Paquette made a stainless steel guitar and a set of three stainless steel records. On the guitar are the names Buddy Holly, Ritchie Valens, and The Big Bopper, along with the date of the crash, 2/3/59. On the records, there are the names of the recording labels and the big hits for the three artists: "Peggy Sue" on Coral, "Donna" on Del Fi and "Chantilly Lace" on Mercury.
The memorial is located on private property. Visitors are asked to respect their rights while visiting "The Place The Music Died."
While there are so many attractions in the area, including the Fort Custer Maze, Central Gardens of North Iowa, Guardian Angel Roadside Chapel, Clear Lake Fire Museum, and quaint neighborhoods and downtown shops, none compares to the town's namesake: Clear Lake.
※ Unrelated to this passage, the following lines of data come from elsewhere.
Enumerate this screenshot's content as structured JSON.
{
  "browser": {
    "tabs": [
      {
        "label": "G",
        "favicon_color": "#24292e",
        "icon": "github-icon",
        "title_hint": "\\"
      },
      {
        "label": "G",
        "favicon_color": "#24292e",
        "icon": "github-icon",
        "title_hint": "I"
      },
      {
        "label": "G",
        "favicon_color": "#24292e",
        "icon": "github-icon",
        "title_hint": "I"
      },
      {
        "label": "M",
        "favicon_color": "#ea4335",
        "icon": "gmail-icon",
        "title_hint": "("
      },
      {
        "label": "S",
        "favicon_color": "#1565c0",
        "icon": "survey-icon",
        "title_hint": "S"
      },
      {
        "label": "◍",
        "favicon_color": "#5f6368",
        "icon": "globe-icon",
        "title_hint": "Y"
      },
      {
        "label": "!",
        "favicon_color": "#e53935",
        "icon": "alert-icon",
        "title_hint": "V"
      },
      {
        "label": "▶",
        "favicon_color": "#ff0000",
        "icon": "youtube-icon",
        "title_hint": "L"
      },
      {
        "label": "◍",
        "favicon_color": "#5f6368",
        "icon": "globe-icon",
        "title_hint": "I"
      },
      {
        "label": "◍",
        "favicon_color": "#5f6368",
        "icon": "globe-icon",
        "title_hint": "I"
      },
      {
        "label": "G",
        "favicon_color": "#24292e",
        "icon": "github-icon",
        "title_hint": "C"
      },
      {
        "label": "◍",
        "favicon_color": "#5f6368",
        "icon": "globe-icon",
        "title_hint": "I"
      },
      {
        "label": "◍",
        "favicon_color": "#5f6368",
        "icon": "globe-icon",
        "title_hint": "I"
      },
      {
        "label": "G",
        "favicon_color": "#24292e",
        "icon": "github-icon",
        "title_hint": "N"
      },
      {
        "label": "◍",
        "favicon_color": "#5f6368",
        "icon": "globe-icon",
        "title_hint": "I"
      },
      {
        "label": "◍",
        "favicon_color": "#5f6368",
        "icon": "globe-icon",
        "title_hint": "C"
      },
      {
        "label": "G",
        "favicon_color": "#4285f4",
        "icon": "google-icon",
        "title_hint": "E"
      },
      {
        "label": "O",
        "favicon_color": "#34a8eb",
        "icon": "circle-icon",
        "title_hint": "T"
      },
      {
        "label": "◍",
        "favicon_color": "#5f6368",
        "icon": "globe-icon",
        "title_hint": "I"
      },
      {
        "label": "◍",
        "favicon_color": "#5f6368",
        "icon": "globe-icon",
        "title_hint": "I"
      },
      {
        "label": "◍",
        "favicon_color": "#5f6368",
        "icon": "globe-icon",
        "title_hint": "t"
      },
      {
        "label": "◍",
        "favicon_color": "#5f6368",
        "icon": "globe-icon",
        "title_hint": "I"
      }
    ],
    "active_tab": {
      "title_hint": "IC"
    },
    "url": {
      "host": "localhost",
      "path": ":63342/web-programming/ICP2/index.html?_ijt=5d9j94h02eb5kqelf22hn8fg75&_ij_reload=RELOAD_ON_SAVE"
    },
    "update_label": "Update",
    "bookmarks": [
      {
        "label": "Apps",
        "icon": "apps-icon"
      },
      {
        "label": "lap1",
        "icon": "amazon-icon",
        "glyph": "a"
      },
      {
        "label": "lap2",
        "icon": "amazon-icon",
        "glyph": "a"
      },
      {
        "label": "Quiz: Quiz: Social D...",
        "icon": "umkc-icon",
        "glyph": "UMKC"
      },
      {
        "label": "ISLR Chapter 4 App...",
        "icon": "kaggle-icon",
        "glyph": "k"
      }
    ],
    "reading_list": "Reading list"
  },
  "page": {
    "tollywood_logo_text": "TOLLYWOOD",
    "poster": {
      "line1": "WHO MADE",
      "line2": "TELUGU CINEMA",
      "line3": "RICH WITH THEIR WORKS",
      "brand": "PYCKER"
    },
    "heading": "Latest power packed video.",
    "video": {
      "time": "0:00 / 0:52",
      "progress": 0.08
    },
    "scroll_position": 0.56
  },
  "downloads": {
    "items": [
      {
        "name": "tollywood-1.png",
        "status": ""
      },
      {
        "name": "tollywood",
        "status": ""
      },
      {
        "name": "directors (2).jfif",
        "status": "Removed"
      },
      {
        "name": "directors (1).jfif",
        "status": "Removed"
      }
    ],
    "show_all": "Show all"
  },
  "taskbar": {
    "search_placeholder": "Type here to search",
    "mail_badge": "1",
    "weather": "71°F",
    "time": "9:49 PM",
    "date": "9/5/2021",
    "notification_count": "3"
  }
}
These pictures don't do it justice, but hopefully, you'll see a hint of its beauty when viewed in person. To best see the spring-fed crystal clear lake during a visit, you may want to take a ride on the Lady of the Lake, a beautiful stern wheeler ferry boat.
Our time in town was short, but immediately, I could tell this would be a great place for a peaceful, relaxing vacation for anyone who loves water and architecture. It resembles an ocean shore town, and it seems unbelievable that it could be situated in the heart of the midwest. Hope you have the opportunity to visit Clear Lake sometime.